[Data about app and page elements]
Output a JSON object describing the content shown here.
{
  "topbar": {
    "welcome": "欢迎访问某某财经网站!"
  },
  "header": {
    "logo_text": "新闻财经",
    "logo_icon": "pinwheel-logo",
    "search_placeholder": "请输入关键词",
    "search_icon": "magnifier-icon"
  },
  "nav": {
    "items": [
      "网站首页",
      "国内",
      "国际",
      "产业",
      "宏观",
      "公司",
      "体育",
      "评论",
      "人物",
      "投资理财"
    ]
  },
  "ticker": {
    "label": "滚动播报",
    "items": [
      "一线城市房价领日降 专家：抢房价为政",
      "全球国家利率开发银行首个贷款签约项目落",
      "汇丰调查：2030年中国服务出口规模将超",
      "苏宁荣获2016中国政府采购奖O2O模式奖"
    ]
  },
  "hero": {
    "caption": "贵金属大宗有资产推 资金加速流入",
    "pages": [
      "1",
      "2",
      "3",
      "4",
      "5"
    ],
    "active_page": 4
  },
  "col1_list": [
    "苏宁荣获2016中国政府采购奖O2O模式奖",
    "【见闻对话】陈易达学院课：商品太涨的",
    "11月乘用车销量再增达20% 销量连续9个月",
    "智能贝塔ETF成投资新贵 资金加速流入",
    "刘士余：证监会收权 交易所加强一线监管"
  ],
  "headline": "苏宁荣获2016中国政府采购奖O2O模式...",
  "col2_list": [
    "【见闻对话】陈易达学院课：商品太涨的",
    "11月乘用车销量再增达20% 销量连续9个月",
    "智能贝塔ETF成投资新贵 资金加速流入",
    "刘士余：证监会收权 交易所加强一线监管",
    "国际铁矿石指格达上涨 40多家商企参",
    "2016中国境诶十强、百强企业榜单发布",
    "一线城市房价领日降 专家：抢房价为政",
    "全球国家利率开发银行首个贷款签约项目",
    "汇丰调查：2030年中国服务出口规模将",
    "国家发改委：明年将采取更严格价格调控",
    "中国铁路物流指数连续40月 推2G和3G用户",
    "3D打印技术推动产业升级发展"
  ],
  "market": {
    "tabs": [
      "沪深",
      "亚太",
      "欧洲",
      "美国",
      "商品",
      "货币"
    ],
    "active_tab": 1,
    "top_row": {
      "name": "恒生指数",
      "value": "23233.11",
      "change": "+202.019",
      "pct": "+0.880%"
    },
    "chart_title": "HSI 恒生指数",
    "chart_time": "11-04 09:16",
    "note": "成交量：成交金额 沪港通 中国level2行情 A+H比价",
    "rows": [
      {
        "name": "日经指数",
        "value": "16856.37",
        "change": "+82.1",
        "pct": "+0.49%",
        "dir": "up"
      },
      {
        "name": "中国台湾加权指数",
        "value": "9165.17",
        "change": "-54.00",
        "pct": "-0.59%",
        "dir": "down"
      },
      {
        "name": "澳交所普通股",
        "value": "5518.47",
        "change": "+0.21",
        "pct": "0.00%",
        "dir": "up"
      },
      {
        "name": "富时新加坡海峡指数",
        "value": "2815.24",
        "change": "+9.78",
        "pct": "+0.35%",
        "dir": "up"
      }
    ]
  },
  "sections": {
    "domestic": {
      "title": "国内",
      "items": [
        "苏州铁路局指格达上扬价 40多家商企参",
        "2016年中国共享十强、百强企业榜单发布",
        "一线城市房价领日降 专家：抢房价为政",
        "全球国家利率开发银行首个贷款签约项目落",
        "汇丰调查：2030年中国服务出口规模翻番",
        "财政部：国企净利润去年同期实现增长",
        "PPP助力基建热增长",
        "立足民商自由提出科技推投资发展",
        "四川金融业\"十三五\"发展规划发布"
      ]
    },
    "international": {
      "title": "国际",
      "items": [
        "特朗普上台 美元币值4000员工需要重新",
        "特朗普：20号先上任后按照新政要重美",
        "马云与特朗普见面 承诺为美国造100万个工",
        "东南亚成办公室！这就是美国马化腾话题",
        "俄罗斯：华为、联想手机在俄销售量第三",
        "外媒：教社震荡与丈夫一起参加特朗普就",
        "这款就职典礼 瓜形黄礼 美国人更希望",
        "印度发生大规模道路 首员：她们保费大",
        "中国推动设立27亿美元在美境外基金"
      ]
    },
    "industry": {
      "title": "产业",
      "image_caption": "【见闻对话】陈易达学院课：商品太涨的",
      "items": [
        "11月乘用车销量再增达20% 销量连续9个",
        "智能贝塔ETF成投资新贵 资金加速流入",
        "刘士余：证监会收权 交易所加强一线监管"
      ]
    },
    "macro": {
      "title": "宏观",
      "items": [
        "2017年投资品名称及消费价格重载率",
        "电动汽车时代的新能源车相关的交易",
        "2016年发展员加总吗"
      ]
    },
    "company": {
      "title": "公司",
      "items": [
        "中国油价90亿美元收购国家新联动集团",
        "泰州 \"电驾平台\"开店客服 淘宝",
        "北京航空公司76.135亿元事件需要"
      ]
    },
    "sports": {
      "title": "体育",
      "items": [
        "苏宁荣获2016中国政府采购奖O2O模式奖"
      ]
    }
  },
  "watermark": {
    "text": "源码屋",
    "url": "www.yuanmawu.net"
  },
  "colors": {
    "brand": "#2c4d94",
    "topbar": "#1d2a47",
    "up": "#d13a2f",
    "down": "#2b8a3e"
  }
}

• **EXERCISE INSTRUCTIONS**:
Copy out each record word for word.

• **THE COMPLETED TASK**:
Output a JSON object describing the content shown here.
{
  "topbar": {
    "welcome": "欢迎访问某某财经网站!"
  },
  "header": {
    "logo_text": "新闻财经",
    "logo_icon": "pinwheel-logo",
    "search_placeholder": "请输入关键词",
    "search_icon": "magnifier-icon"
  },
  "nav": {
    "items": [
      "网站首页",
      "国内",
      "国际",
      "产业",
      "宏观",
      "公司",
      "体育",
      "评论",
      "人物",
      "投资理财"
    ]
  },
  "ticker": {
    "label": "滚动播报",
    "items": [
      "一线城市房价领日降 专家：抢房价为政",
      "全球国家利率开发银行首个贷款签约项目落",
      "汇丰调查：2030年中国服务出口规模将超",
      "苏宁荣获2016中国政府采购奖O2O模式奖"
    ]
  },
  "hero": {
    "caption": "贵金属大宗有资产推 资金加速流入",
    "pages": [
      "1",
      "2",
      "3",
      "4",
      "5"
    ],
    "active_page": 4
  },
  "col1_list": [
    "苏宁荣获2016中国政府采购奖O2O模式奖",
    "【见闻对话】陈易达学院课：商品太涨的",
    "11月乘用车销量再增达20% 销量连续9个月",
    "智能贝塔ETF成投资新贵 资金加速流入",
    "刘士余：证监会收权 交易所加强一线监管"
  ],
  "headline": "苏宁荣获2016中国政府采购奖O2O模式...",
  "col2_list": [
    "【见闻对话】陈易达学院课：商品太涨的",
    "11月乘用车销量再增达20% 销量连续9个月",
    "智能贝塔ETF成投资新贵 资金加速流入",
    "刘士余：证监会收权 交易所加强一线监管",
    "国际铁矿石指格达上涨 40多家商企参",
    "2016中国境诶十强、百强企业榜单发布",
    "一线城市房价领日降 专家：抢房价为政",
    "全球国家利率开发银行首个贷款签约项目",
    "汇丰调查：2030年中国服务出口规模将",
    "国家发改委：明年将采取更严格价格调控",
    "中国铁路物流指数连续40月 推2G和3G用户",
    "3D打印技术推动产业升级发展"
  ],
  "market": {
    "tabs": [
      "沪深",
      "亚太",
      "欧洲",
      "美国",
      "商品",
      "货币"
    ],
    "active_tab": 1,
    "top_row": {
      "name": "恒生指数",
      "value": "23233.11",
      "change": "+202.019",
      "pct": "+0.880%"
    },
    "chart_title": "HSI 恒生指数",
    "chart_time": "11-04 09:16",
    "note": "成交量：成交金额 沪港通 中国level2行情 A+H比价",
    "rows": [
      {
        "name": "日经指数",
        "value": "16856.37",
        "change": "+82.1",
        "pct": "+0.49%",
        "dir": "up"
      },
      {
        "name": "中国台湾加权指数",
        "value": "9165.17",
        "change": "-54.00",
        "pct": "-0.59%",
        "dir": "down"
      },
      {
        "name": "澳交所普通股",
        "value": "5518.47",
        "change": "+0.21",
        "pct": "0.00%",
        "dir": "up"
      },
      {
        "name": "富时新加坡海峡指数",
        "value": "2815.24",
        "change": "+9.78",
        "pct": "+0.35%",
        "dir": "up"
      }
    ]
  },
  "sections": {
    "domestic": {
      "title": "国内",
      "items": [
        "苏州铁路局指格达上扬价 40多家商企参",
        "2016年中国共享十强、百强企业榜单发布",
        "一线城市房价领日降 专家：抢房价为政",
        "全球国家利率开发银行首个贷款签约项目落",
        "汇丰调查：2030年中国服务出口规模翻番",
        "财政部：国企净利润去年同期实现增长",
        "PPP助力基建热增长",
        "立足民商自由提出科技推投资发展",
        "四川金融业\"十三五\"发展规划发布"
      ]
    },
    "international": {
      "title": "国际",
      "items": [
        "特朗普上台 美元币值4000员工需要重新",
        "特朗普：20号先上任后按照新政要重美",
        "马云与特朗普见面 承诺为美国造100万个工",
        "东南亚成办公室！这就是美国马化腾话题",
        "俄罗斯：华为、联想手机在俄销售量第三",
        "外媒：教社震荡与丈夫一起参加特朗普就",
        "这款就职典礼 瓜形黄礼 美国人更希望",
        "印度发生大规模道路 首员：她们保费大",
        "中国推动设立27亿美元在美境外基金"
      ]
    },
    "industry": {
      "title": "产业",
      "image_caption": "【见闻对话】陈易达学院课：商品太涨的",
      "items": [
        "11月乘用车销量再增达20% 销量连续9个",
        "智能贝塔ETF成投资新贵 资金加速流入",
        "刘士余：证监会收权 交易所加强一线监管"
      ]
    },
    "macro": {
      "title": "宏观",
      "items": [
        "2017年投资品名称及消费价格重载率",
        "电动汽车时代的新能源车相关的交易",
        "2016年发展员加总吗"
      ]
    },
    "company": {
      "title": "公司",
      "items": [
        "中国油价90亿美元收购国家新联动集团",
        "泰州 \"电驾平台\"开店客服 淘宝",
        "北京航空公司76.135亿元事件需要"
      ]
    },
    "sports": {
      "title": "体育",
      "items": [
        "苏宁荣获2016中国政府采购奖O2O模式奖"
      ]
    }
  },
  "watermark": {
    "text": "源码屋",
    "url": "www.yuanmawu.net"
  },
  "colors": {
    "brand": "#2c4d94",
    "topbar": "#1d2a47",
    "up": "#d13a2f",
    "down": "#2b8a3e"
  }
}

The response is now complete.